[Data records for software interfaces]
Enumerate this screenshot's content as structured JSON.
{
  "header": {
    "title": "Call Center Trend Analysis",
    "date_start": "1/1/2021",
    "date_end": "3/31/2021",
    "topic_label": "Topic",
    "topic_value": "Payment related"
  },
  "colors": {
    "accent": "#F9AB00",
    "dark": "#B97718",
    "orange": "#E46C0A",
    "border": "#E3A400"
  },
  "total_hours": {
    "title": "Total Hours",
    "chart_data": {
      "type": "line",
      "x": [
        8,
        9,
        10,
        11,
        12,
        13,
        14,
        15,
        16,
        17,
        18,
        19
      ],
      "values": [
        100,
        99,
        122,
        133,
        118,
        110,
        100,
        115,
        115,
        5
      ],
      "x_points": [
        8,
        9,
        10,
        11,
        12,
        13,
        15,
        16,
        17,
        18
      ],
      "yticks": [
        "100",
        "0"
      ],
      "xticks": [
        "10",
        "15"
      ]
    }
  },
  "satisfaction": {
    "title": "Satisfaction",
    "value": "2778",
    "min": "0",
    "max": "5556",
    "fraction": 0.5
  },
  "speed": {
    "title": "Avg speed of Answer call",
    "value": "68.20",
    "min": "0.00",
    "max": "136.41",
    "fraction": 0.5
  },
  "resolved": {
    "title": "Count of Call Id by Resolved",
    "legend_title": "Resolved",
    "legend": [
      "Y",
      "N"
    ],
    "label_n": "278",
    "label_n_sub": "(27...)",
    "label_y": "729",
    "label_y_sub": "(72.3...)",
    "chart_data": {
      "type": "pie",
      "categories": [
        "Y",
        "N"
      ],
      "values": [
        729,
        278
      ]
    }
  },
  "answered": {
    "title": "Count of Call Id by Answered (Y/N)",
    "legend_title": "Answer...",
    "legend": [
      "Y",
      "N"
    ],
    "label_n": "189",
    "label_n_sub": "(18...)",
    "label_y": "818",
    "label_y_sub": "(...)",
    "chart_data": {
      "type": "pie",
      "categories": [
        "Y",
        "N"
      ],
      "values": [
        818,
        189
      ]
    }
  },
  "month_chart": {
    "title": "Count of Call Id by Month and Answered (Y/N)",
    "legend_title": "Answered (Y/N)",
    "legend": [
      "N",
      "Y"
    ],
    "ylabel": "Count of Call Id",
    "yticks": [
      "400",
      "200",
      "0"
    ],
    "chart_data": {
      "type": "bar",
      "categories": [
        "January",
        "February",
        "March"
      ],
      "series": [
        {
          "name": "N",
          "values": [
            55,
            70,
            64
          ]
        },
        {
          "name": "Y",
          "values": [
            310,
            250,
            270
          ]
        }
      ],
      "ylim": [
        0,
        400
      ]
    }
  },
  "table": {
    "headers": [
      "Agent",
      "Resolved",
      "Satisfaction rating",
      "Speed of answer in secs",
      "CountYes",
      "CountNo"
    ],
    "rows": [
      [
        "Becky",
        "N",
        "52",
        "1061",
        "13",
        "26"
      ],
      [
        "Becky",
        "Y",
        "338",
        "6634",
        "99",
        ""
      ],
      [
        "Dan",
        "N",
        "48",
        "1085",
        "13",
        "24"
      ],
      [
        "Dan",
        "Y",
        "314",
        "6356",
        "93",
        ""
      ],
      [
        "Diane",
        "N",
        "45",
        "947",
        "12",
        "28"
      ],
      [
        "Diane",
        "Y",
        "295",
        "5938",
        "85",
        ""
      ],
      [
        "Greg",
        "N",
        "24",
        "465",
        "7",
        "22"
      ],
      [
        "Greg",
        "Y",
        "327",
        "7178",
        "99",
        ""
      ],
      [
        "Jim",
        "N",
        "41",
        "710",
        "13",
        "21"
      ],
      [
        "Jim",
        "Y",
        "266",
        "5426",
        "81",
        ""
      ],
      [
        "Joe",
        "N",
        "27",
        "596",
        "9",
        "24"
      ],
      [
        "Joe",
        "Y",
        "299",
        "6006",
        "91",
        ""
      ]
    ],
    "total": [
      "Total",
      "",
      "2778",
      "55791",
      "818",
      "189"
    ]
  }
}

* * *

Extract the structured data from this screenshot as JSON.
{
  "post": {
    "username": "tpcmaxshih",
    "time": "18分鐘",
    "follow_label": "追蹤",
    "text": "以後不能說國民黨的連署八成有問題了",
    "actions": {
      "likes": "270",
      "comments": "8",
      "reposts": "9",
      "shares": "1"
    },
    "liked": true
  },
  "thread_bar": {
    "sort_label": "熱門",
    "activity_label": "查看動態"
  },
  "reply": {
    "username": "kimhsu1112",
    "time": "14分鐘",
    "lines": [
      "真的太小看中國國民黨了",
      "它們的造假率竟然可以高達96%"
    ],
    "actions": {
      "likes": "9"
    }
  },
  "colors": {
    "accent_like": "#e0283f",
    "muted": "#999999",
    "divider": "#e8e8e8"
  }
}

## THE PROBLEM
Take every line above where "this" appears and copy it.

## SOLVED EXERCISE
Enumerate this screenshot's content as structured JSON.
Extract the structured data from this screenshot as JSON.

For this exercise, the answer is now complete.